__DESCRIPTION OF THE TASK__. Repeat the entire listing exactly as written.

□ □ □ □ □

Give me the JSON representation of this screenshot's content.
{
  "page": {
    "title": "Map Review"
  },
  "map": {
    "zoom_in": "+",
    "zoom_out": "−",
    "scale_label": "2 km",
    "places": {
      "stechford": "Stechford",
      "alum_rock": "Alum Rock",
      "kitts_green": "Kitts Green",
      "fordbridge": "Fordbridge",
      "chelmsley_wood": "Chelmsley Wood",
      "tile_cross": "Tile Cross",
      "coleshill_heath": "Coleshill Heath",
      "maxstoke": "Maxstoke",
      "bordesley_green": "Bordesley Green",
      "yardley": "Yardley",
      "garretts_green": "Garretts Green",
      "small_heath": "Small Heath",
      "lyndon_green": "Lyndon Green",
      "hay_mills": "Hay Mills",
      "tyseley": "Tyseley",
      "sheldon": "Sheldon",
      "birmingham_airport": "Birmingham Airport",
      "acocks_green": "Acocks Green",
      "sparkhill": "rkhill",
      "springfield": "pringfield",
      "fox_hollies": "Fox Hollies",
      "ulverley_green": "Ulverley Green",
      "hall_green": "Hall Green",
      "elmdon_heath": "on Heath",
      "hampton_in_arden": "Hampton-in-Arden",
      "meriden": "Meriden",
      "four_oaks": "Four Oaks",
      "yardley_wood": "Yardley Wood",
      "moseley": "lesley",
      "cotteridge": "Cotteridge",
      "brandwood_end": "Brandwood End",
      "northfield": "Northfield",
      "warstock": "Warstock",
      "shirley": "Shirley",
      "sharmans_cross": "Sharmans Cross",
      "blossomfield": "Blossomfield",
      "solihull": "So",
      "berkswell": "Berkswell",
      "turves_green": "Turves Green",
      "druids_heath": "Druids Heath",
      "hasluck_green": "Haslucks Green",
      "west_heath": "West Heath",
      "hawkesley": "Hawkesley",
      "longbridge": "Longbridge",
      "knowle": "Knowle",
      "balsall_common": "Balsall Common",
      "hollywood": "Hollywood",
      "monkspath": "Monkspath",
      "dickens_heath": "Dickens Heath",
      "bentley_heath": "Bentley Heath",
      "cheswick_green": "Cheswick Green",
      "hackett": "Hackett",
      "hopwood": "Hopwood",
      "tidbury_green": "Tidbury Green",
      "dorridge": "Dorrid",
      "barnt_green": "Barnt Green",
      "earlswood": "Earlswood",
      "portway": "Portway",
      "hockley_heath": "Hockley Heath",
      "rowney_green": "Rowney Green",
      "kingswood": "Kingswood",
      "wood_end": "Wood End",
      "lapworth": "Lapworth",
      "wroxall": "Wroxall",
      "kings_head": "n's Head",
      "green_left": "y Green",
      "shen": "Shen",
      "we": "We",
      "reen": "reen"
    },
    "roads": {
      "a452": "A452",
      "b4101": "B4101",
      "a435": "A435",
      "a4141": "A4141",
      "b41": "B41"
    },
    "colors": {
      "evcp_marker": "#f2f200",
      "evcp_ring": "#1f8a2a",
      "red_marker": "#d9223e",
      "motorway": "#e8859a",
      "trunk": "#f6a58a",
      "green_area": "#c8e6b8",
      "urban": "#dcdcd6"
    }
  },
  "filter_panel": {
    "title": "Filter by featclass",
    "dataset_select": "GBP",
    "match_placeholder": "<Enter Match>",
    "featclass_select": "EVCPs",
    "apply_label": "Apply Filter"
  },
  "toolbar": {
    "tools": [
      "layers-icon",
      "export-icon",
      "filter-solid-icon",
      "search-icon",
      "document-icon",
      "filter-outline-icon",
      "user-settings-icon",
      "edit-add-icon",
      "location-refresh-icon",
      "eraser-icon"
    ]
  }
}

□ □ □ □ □

__SOLUTION TO THIS EXERCISE__.
Give me the JSON representation of this screenshot's content.
{
  "page": {
    "title": "Map Review"
  },
  "map": {
    "zoom_in": "+",
    "zoom_out": "−",
    "scale_label": "2 km",
    "places": {
      "stechford": "Stechford",
      "alum_rock": "Alum Rock",
      "kitts_green": "Kitts Green",
      "fordbridge": "Fordbridge",
      "chelmsley_wood": "Chelmsley Wood",
      "tile_cross": "Tile Cross",
      "coleshill_heath": "Coleshill Heath",
      "maxstoke": "Maxstoke",
      "bordesley_green": "Bordesley Green",
      "yardley": "Yardley",
      "garretts_green": "Garretts Green",
      "small_heath": "Small Heath",
      "lyndon_green": "Lyndon Green",
      "hay_mills": "Hay Mills",
      "tyseley": "Tyseley",
      "sheldon": "Sheldon",
      "birmingham_airport": "Birmingham Airport",
      "acocks_green": "Acocks Green",
      "sparkhill": "rkhill",
      "springfield": "pringfield",
      "fox_hollies": "Fox Hollies",
      "ulverley_green": "Ulverley Green",
      "hall_green": "Hall Green",
      "elmdon_heath": "on Heath",
      "hampton_in_arden": "Hampton-in-Arden",
      "meriden": "Meriden",
      "four_oaks": "Four Oaks",
      "yardley_wood": "Yardley Wood",
      "moseley": "lesley",
      "cotteridge": "Cotteridge",
      "brandwood_end": "Brandwood End",
      "northfield": "Northfield",
      "warstock": "Warstock",
      "shirley": "Shirley",
      "sharmans_cross": "Sharmans Cross",
      "blossomfield": "Blossomfield",
      "solihull": "So",
      "berkswell": "Berkswell",
      "turves_green": "Turves Green",
      "druids_heath": "Druids Heath",
      "hasluck_green": "Haslucks Green",
      "west_heath": "West Heath",
      "hawkesley": "Hawkesley",
      "longbridge": "Longbridge",
      "knowle": "Knowle",
      "balsall_common": "Balsall Common",
      "hollywood": "Hollywood",
      "monkspath": "Monkspath",
      "dickens_heath": "Dickens Heath",
      "bentley_heath": "Bentley Heath",
      "cheswick_green": "Cheswick Green",
      "hackett": "Hackett",
      "hopwood": "Hopwood",
      "tidbury_green": "Tidbury Green",
      "dorridge": "Dorrid",
      "barnt_green": "Barnt Green",
      "earlswood": "Earlswood",
      "portway": "Portway",
      "hockley_heath": "Hockley Heath",
      "rowney_green": "Rowney Green",
      "kingswood": "Kingswood",
      "wood_end": "Wood End",
      "lapworth": "Lapworth",
      "wroxall": "Wroxall",
      "kings_head": "n's Head",
      "green_left": "y Green",
      "shen": "Shen",
      "we": "We",
      "reen": "reen"
    },
    "roads": {
      "a452": "A452",
      "b4101": "B4101",
      "a435": "A435",
      "a4141": "A4141",
      "b41": "B41"
    },
    "colors": {
      "evcp_marker": "#f2f200",
      "evcp_ring": "#1f8a2a",
      "red_marker": "#d9223e",
      "motorway": "#e8859a",
      "trunk": "#f6a58a",
      "green_area": "#c8e6b8",
      "urban": "#dcdcd6"
    }
  },
  "filter_panel": {
    "title": "Filter by featclass",
    "dataset_select": "GBP",
    "match_placeholder": "<Enter Match>",
    "featclass_select": "EVCPs",
    "apply_label": "Apply Filter"
  },
  "toolbar": {
    "tools": [
      "layers-icon",
      "export-icon",
      "filter-solid-icon",
      "search-icon",
      "document-icon",
      "filter-outline-icon",
      "user-settings-icon",
      "edit-add-icon",
      "location-refresh-icon",
      "eraser-icon"
    ]
  }
}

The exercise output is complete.